====== RECORDS FOR THIS EXERCISE ======

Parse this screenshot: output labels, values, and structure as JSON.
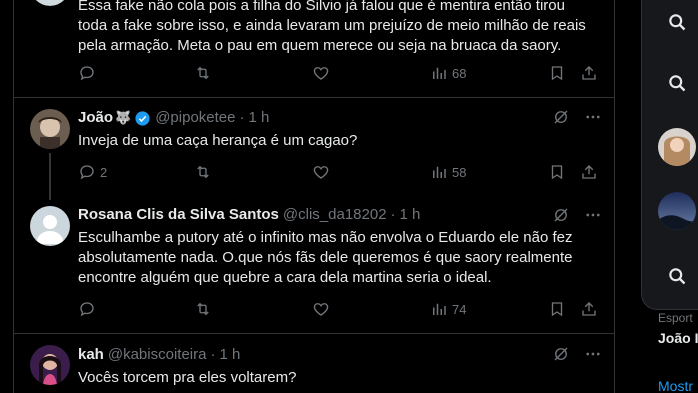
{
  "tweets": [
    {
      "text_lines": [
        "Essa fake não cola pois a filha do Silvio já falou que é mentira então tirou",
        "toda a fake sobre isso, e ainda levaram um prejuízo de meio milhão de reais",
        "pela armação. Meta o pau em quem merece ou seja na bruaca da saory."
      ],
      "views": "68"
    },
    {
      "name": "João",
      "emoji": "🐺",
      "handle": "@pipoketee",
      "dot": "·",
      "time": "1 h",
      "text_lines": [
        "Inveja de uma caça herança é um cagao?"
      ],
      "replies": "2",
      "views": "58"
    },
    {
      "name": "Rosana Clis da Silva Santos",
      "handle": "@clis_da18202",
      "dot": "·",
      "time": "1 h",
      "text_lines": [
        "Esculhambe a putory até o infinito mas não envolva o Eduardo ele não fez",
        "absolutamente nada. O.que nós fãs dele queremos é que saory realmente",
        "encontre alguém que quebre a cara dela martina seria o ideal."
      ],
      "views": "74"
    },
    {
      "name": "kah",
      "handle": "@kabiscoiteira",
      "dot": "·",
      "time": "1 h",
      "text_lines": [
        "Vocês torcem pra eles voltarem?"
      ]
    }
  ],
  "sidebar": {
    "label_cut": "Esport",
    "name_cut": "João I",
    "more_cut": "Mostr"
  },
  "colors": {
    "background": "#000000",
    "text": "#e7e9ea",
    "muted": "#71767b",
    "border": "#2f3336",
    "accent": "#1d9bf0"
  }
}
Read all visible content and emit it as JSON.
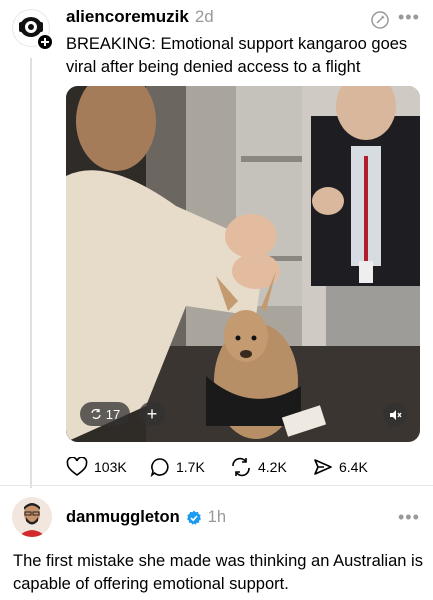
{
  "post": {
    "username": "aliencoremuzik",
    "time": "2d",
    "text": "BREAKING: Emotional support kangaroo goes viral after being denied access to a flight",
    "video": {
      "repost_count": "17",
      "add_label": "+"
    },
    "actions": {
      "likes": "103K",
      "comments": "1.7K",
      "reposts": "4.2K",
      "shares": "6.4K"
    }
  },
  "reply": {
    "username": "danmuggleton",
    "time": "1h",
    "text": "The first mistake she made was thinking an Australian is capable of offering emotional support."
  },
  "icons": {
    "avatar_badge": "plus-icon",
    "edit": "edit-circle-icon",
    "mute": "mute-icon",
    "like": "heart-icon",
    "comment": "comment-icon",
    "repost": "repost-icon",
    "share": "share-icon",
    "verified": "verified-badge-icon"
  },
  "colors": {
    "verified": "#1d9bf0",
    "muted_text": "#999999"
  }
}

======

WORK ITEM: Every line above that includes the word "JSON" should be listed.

WRITTEN RESPONSE:
Parse this screenshot: output labels, values, and structure as JSON.
Read all visible content and emit it as JSON.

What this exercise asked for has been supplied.